=== WHAT TO WORK ON ===
All of the data needs to be repeated exactly.

[[ THE DATA open ]]

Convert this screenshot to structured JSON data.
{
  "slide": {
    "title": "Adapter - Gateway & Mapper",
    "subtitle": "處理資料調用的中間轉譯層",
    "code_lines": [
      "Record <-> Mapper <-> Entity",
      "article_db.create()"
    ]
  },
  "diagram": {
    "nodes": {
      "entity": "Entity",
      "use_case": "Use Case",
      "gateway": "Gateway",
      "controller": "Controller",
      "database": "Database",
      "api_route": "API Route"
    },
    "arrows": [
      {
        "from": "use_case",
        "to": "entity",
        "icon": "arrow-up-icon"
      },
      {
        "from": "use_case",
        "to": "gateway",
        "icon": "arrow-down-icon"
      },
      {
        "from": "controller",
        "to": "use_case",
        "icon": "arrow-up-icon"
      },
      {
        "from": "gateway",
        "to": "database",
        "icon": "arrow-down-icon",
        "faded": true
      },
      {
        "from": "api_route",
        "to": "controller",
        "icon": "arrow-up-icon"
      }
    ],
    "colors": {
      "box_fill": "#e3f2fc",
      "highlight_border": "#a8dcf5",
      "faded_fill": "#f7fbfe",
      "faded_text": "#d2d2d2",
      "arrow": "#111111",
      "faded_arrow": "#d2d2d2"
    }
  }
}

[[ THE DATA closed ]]

=== FINISHED EXERCISE ===
Convert this screenshot to structured JSON data.
{
  "slide": {
    "title": "Adapter - Gateway & Mapper",
    "subtitle": "處理資料調用的中間轉譯層",
    "code_lines": [
      "Record <-> Mapper <-> Entity",
      "article_db.create()"
    ]
  },
  "diagram": {
    "nodes": {
      "entity": "Entity",
      "use_case": "Use Case",
      "gateway": "Gateway",
      "controller": "Controller",
      "database": "Database",
      "api_route": "API Route"
    },
    "arrows": [
      {
        "from": "use_case",
        "to": "entity",
        "icon": "arrow-up-icon"
      },
      {
        "from": "use_case",
        "to": "gateway",
        "icon": "arrow-down-icon"
      },
      {
        "from": "controller",
        "to": "use_case",
        "icon": "arrow-up-icon"
      },
      {
        "from": "gateway",
        "to": "database",
        "icon": "arrow-down-icon",
        "faded": true
      },
      {
        "from": "api_route",
        "to": "controller",
        "icon": "arrow-up-icon"
      }
    ],
    "colors": {
      "box_fill": "#e3f2fc",
      "highlight_border": "#a8dcf5",
      "faded_fill": "#f7fbfe",
      "faded_text": "#d2d2d2",
      "arrow": "#111111",
      "faded_arrow": "#d2d2d2"
    }
  }
}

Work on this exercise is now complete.